→ **EXERCISE DIRECTIONS**: Down to the final line, write out the material beneath exactly, without pictures.

→ **THE INPUT**:
┌────────
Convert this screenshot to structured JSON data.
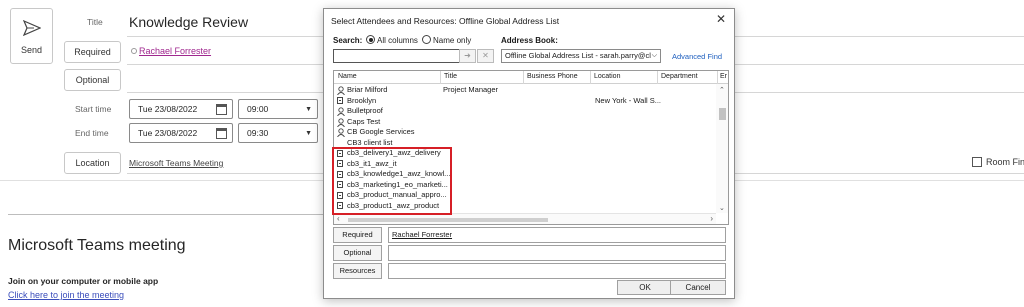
{
  "compose": {
    "send_label": "Send",
    "title_label": "Title",
    "title_value": "Knowledge Review",
    "required_label": "Required",
    "required_attendee": "Rachael Forrester",
    "optional_label": "Optional",
    "start_label": "Start time",
    "start_date": "Tue 23/08/2022",
    "start_time": "09:00",
    "end_label": "End time",
    "end_date": "Tue 23/08/2022",
    "end_time": "09:30",
    "location_label": "Location",
    "location_value": "Microsoft Teams Meeting",
    "room_finder": "Room Fin"
  },
  "body": {
    "heading": "Microsoft Teams meeting",
    "join_text": "Join on your computer or mobile app",
    "join_link": "Click here to join the meeting"
  },
  "dialog": {
    "title": "Select Attendees and Resources: Offline Global Address List",
    "close": "✕",
    "search_label": "Search:",
    "radio_all": "All columns",
    "radio_name": "Name only",
    "address_book_label": "Address Book:",
    "address_book_value": "Offline Global Address List - sarah.parry@cl",
    "advanced_find": "Advanced Find",
    "go_arrow": "➜",
    "clear_x": "✕",
    "columns": [
      "Name",
      "Title",
      "Business Phone",
      "Location",
      "Department",
      "Er"
    ],
    "rows": [
      {
        "icon": "person",
        "name": "Briar Milford",
        "title": "Project Manager",
        "location": ""
      },
      {
        "icon": "list",
        "name": "Brooklyn",
        "title": "",
        "location": "New York - Wall S..."
      },
      {
        "icon": "person",
        "name": "Bulletproof",
        "title": "",
        "location": ""
      },
      {
        "icon": "person",
        "name": "Caps Test",
        "title": "",
        "location": ""
      },
      {
        "icon": "person",
        "name": "CB Google Services",
        "title": "",
        "location": ""
      },
      {
        "icon": "none",
        "name": "CB3 client list",
        "title": "",
        "location": ""
      },
      {
        "icon": "list",
        "name": "cb3_delivery1_awz_delivery",
        "title": "",
        "location": ""
      },
      {
        "icon": "list",
        "name": "cb3_it1_awz_it",
        "title": "",
        "location": ""
      },
      {
        "icon": "list",
        "name": "cb3_knowledge1_awz_knowl...",
        "title": "",
        "location": ""
      },
      {
        "icon": "list",
        "name": "cb3_marketing1_eo_marketi...",
        "title": "",
        "location": ""
      },
      {
        "icon": "list",
        "name": "cb3_product_manual_appro...",
        "title": "",
        "location": ""
      },
      {
        "icon": "list",
        "name": "cb3_product1_awz_product",
        "title": "",
        "location": ""
      }
    ],
    "required_btn": "Required",
    "required_value": "Rachael Forrester",
    "optional_btn": "Optional",
    "resources_btn": "Resources",
    "ok": "OK",
    "cancel": "Cancel"
  },
  "colors": {
    "highlight": "#d61f26",
    "link": "#3a4dbb",
    "attendee_link": "#a0288f"
  }
}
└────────
→ **RESPONSE BOX**:
Convert this screenshot to structured JSON data.
{
  "compose": {
    "send_label": "Send",
    "title_label": "Title",
    "title_value": "Knowledge Review",
    "required_label": "Required",
    "required_attendee": "Rachael Forrester",
    "optional_label": "Optional",
    "start_label": "Start time",
    "start_date": "Tue 23/08/2022",
    "start_time": "09:00",
    "end_label": "End time",
    "end_date": "Tue 23/08/2022",
    "end_time": "09:30",
    "location_label": "Location",
    "location_value": "Microsoft Teams Meeting",
    "room_finder": "Room Fin"
  },
  "body": {
    "heading": "Microsoft Teams meeting",
    "join_text": "Join on your computer or mobile app",
    "join_link": "Click here to join the meeting"
  },
  "dialog": {
    "title": "Select Attendees and Resources: Offline Global Address List",
    "close": "✕",
    "search_label": "Search:",
    "radio_all": "All columns",
    "radio_name": "Name only",
    "address_book_label": "Address Book:",
    "address_book_value": "Offline Global Address List - sarah.parry@cl",
    "advanced_find": "Advanced Find",
    "go_arrow": "➜",
    "clear_x": "✕",
    "columns": [
      "Name",
      "Title",
      "Business Phone",
      "Location",
      "Department",
      "Er"
    ],
    "rows": [
      {
        "icon": "person",
        "name": "Briar Milford",
        "title": "Project Manager",
        "location": ""
      },
      {
        "icon": "list",
        "name": "Brooklyn",
        "title": "",
        "location": "New York - Wall S..."
      },
      {
        "icon": "person",
        "name": "Bulletproof",
        "title": "",
        "location": ""
      },
      {
        "icon": "person",
        "name": "Caps Test",
        "title": "",
        "location": ""
      },
      {
        "icon": "person",
        "name": "CB Google Services",
        "title": "",
        "location": ""
      },
      {
        "icon": "none",
        "name": "CB3 client list",
        "title": "",
        "location": ""
      },
      {
        "icon": "list",
        "name": "cb3_delivery1_awz_delivery",
        "title": "",
        "location": ""
      },
      {
        "icon": "list",
        "name": "cb3_it1_awz_it",
        "title": "",
        "location": ""
      },
      {
        "icon": "list",
        "name": "cb3_knowledge1_awz_knowl...",
        "title": "",
        "location": ""
      },
      {
        "icon": "list",
        "name": "cb3_marketing1_eo_marketi...",
        "title": "",
        "location": ""
      },
      {
        "icon": "list",
        "name": "cb3_product_manual_appro...",
        "title": "",
        "location": ""
      },
      {
        "icon": "list",
        "name": "cb3_product1_awz_product",
        "title": "",
        "location": ""
      }
    ],
    "required_btn": "Required",
    "required_value": "Rachael Forrester",
    "optional_btn": "Optional",
    "resources_btn": "Resources",
    "ok": "OK",
    "cancel": "Cancel"
  },
  "colors": {
    "highlight": "#d61f26",
    "link": "#3a4dbb",
    "attendee_link": "#a0288f"
  }
}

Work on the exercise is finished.